In the event of a publisher that is so unethical that they refuse or don't answer your emails, you can then claim your rights back by sending a registered letter to the publisher (one he has to sign for so there's proof) demanding your rights are returned and giving him 30 days to dispute your letter. That will work in most cases, provided the publisher isn't completely unethical and provided that the publisher actually accepts and signs for your letter.

I'm not a lawyer, but I've been through this and dozens of my friends are going through this right now. My advice to anyone in this position is: get the letter of reversion from the publisher or send the publisher a 30-day notice. If possible, talk to an entertainment lawyer who knows book contracts.

My agent said it was vital to get the letter of reversion if I wanted another publisher to look at Whale Song. Now Whale Song is in negotiations for a major motion picture and a 3rd print edition. So believe me when I say, having your book's rights revert back to you isn't all bad. In my case, it was the best thing in the world. :-)

~Cheryl Kaye Tardif
http://www.cherylktardif.com

7 comments:

Karen said...

Hi, Cheryl,
Rights to my first book have reverted to me because my publisher is struggling in this economy. I have a letter, with the publisher's signature, reassigning rights to me. I still have a contract with this publisher, however, which contains a clause specifying that they have first right of refusal on my next manuscript. I'd prefer to find another publisher, especially since my current publisher is barely keeping its nose above water. Do I need an intellectual property lawyer to help me void the contract?

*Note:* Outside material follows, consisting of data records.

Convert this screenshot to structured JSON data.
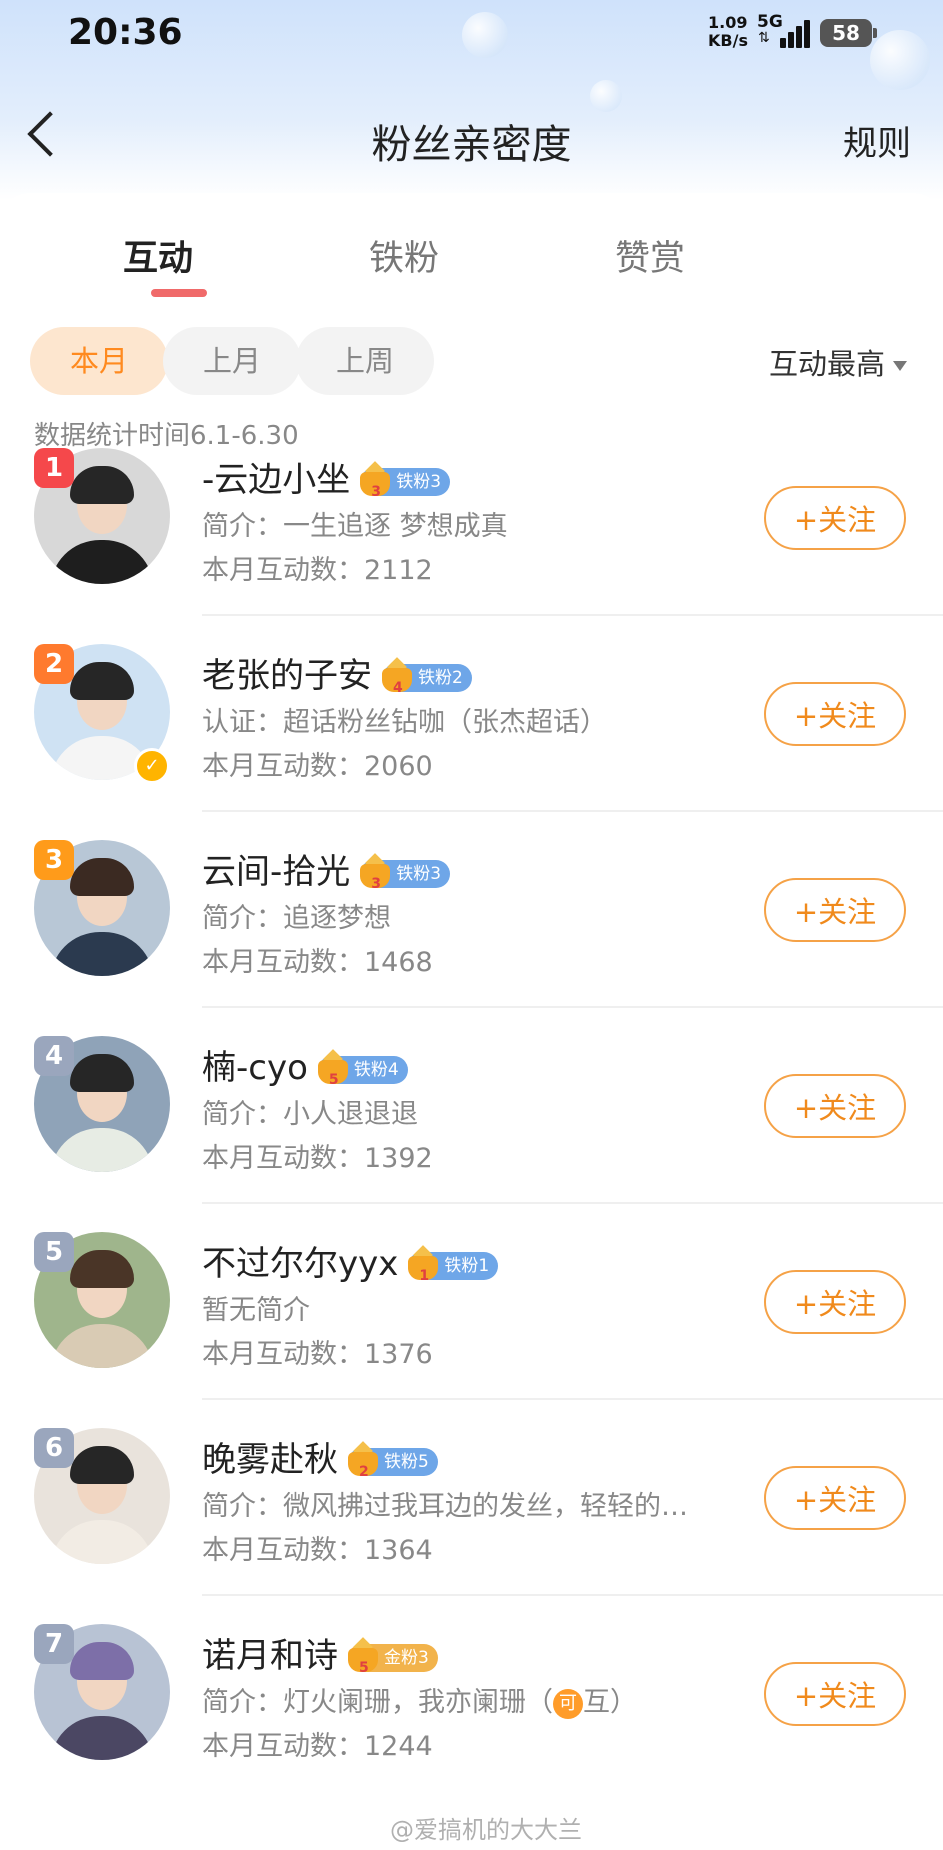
{
  "status_bar": {
    "time": "20:36",
    "net_speed": "1.09",
    "net_unit": "KB/s",
    "network": "5G",
    "battery": "58"
  },
  "nav": {
    "title": "粉丝亲密度",
    "rules": "规则"
  },
  "tabs": [
    {
      "label": "互动",
      "active": true
    },
    {
      "label": "铁粉",
      "active": false
    },
    {
      "label": "赞赏",
      "active": false
    }
  ],
  "filters": [
    {
      "label": "本月",
      "active": true
    },
    {
      "label": "上月",
      "active": false
    },
    {
      "label": "上周",
      "active": false
    }
  ],
  "sort_label": "互动最高",
  "stat_period": "数据统计时间6.1-6.30",
  "follow_label": "+关注",
  "rank_colors": [
    "#f5484b",
    "#ff7a2e",
    "#ff9b1a",
    "#9aa6bd",
    "#9aa6bd",
    "#9aa6bd",
    "#9aa6bd"
  ],
  "fans": [
    {
      "rank": "1",
      "name": "-云边小坐",
      "crown_level": "3",
      "badge": "铁粉3",
      "badge_type": "iron",
      "desc": "简介：一生追逐 梦想成真",
      "count": "本月互动数：2112"
    },
    {
      "rank": "2",
      "name": "老张的子安",
      "crown_level": "4",
      "badge": "铁粉2",
      "badge_type": "iron",
      "desc": "认证：超话粉丝钻咖（张杰超话）",
      "count": "本月互动数：2060",
      "verified": true
    },
    {
      "rank": "3",
      "name": "云间-拾光",
      "crown_level": "3",
      "badge": "铁粉3",
      "badge_type": "iron",
      "desc": "简介：追逐梦想",
      "count": "本月互动数：1468"
    },
    {
      "rank": "4",
      "name": "楠-cyo",
      "crown_level": "5",
      "badge": "铁粉4",
      "badge_type": "iron",
      "desc": "简介：小人退退退",
      "count": "本月互动数：1392"
    },
    {
      "rank": "5",
      "name": "不过尔尔yyx",
      "crown_level": "1",
      "badge": "铁粉1",
      "badge_type": "iron",
      "desc": "暂无简介",
      "count": "本月互动数：1376"
    },
    {
      "rank": "6",
      "name": "晚雾赴秋",
      "crown_level": "2",
      "badge": "铁粉5",
      "badge_type": "iron",
      "desc": "简介：微风拂过我耳边的发丝，轻轻的…",
      "count": "本月互动数：1364"
    },
    {
      "rank": "7",
      "name": "诺月和诗",
      "crown_level": "5",
      "badge": "金粉3",
      "badge_type": "gold",
      "desc_prefix": "简介：灯火阑珊，我亦阑珊（",
      "desc_icon": "可",
      "desc_suffix": "互）",
      "count": "本月互动数：1244"
    }
  ],
  "watermark": "@爱搞机的大大兰",
  "colors": {
    "accent": "#ff8a1f",
    "tab_indicator": "#f06a6a",
    "iron_badge": "#6ea6e8",
    "gold_badge": "#f2b34b"
  }
}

Or is there another way to avoid publishing with them?

Thanks,
Karen

carl brookins said...

Thanks!
Wise words that every author ought to follow. Yes sometimes it takes a long time for the publisher to respond. Going forward, be sure your next contract contains explicit language regarding the possibility of rights reversion.

Cheryl Kaye Tardif, author & marketing coach said...

Karen, thanks for dropping by. I think many of the smaller publishers are struggling right now, and some of the big ones. Regarding the active contract you're still bound by, I'd suggest that you have an entertainment or contract lawyer take a look. They'll know best what to do. The other thing you might want to do is simply ask the publisher if you can take your work elsewhere since you know they're struggling. Again, it's best to get the answer in writing, or at the very least, save your emails from him.

*I'm not a lawyer, so these are just my opinions.

Cheryl Kaye Tardif, author & marketing coach said...

Great tip about having a clear contract regarding rights reversion, Carl. Thanks for sharing it.

Eric Hammel said...

There's another way. On the assumption that publishers who send contracts late when they want your book will not deign to reply when they no longer want it, I write a reversion request that provides a date-certain, referring to language in the actual contract, on which I will assume the rights have reverted. I am a forty-book author and I have employed this technique at least twenty times without any blowback whatsoever when those books are reissued (usually by me). Again, I cite actual terms in the relevant contract language--written by the publisher.

none said...

Hi Cheryl,

I recently ran across this as I am currently in a situation with an unscrupulous publisher and I am trying to get my rights back.
Do you have any advice if the publisher is refusing to accept certified letters?

Cheryl Tardif said...

If a publisher will not accept certified letters and you cannot serve them personally, it's most likely time to get an entertainment lawyer involved. You best bet is to find one and get proper legal advice.

You can get free legal advice via The Authors Guild if you're a member.

Good luck!! It's a tough ride but worth it if you get your rights back.